[[ Task input open ]]

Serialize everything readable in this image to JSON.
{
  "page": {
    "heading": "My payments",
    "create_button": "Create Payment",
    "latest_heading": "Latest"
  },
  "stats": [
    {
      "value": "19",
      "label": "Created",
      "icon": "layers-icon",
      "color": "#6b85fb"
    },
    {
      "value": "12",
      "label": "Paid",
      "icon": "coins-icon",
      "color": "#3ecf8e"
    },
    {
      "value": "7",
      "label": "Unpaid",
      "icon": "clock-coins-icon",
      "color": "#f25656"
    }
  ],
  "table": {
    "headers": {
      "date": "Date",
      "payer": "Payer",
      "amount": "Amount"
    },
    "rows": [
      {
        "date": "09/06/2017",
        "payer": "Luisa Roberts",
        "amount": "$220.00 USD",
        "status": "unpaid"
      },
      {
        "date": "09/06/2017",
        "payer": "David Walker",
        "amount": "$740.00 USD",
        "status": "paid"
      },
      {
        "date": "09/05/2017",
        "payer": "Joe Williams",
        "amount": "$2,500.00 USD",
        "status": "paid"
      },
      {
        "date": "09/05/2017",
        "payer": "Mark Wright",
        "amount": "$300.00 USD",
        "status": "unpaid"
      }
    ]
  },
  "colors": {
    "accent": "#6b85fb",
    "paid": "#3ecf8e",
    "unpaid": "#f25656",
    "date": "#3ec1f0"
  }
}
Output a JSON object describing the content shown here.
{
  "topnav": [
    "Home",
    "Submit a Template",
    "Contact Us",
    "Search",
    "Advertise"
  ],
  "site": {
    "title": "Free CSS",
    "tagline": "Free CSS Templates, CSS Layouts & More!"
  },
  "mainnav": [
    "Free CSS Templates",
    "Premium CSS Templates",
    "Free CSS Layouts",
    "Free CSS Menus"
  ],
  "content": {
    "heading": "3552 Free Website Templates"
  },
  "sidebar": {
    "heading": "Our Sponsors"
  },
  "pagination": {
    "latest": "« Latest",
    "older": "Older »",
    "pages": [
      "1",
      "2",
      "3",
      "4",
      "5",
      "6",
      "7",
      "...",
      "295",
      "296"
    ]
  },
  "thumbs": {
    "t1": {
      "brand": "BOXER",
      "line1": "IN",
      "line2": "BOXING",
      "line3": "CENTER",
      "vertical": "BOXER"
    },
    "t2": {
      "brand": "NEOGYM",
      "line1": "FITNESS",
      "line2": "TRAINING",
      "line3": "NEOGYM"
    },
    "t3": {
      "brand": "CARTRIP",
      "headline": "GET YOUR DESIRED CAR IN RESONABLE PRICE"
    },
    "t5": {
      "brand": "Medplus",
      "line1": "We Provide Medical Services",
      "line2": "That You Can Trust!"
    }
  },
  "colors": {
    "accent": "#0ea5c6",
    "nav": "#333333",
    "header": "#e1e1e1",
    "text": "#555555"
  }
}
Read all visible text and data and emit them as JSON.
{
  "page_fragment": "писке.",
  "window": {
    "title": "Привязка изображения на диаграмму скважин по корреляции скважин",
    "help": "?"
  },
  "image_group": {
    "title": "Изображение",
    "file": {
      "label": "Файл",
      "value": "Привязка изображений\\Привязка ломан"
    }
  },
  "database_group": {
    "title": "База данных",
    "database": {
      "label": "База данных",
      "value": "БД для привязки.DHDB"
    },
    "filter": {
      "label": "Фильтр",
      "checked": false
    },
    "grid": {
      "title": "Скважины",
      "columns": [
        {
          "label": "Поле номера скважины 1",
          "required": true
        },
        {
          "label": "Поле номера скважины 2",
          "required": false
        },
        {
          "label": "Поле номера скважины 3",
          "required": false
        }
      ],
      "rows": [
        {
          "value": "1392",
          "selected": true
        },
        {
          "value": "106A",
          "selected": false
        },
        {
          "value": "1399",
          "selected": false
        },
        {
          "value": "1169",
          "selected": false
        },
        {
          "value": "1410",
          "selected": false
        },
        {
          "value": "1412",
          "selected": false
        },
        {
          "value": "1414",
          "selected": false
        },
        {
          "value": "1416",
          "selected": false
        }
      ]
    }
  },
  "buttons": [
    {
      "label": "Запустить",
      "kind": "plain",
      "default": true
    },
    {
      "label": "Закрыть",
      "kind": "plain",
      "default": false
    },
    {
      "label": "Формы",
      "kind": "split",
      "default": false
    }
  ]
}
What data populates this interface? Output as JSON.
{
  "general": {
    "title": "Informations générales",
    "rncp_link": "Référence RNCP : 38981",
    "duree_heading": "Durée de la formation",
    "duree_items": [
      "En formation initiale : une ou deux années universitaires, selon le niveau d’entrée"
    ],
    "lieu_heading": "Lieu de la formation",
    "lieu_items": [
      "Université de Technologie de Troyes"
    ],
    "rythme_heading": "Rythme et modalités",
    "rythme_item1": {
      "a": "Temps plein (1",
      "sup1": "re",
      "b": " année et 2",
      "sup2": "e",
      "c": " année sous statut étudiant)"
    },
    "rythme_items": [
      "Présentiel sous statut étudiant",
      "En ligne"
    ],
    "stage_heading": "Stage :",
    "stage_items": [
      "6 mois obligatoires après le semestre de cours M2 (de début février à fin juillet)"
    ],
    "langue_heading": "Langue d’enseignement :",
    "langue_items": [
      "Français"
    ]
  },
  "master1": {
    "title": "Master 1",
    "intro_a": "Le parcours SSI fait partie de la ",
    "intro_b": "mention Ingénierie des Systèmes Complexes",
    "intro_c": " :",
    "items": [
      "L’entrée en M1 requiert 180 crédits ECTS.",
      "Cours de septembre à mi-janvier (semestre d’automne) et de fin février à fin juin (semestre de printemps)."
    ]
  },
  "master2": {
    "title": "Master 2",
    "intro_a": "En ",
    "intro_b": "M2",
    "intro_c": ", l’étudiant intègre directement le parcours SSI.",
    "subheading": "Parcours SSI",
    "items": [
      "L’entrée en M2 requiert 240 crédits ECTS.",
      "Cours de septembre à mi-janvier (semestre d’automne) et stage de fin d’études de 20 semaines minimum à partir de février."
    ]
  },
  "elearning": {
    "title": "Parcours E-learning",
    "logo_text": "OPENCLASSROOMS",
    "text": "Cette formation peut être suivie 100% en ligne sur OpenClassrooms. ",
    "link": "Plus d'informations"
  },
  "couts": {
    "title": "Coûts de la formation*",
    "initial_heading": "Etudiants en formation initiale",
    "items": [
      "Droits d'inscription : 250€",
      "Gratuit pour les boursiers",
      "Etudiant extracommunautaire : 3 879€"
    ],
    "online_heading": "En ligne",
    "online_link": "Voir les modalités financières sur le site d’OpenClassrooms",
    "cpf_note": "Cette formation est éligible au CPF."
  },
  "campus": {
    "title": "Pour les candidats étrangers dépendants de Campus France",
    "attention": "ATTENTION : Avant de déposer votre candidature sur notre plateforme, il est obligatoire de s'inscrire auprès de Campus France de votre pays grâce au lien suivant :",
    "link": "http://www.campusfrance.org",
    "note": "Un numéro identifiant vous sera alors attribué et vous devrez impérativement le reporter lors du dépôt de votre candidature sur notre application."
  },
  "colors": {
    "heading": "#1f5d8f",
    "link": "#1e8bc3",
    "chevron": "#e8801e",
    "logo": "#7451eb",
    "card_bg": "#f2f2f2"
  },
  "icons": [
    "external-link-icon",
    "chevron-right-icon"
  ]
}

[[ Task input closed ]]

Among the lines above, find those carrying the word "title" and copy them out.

### Result of this exercise
    "title": "Free CSS",
    "title": "Привязка изображения на диаграмму скважин по корреляции скважин",
    "title": "Изображение",
    "title": "База данных",
      "title": "Скважины",
    "title": "Informations générales",
    "title": "Master 1",
    "title": "Master 2",
    "title": "Parcours E-learning",
    "title": "Coûts de la formation*",
    "title": "Pour les candidats étrangers dépendants de Campus France",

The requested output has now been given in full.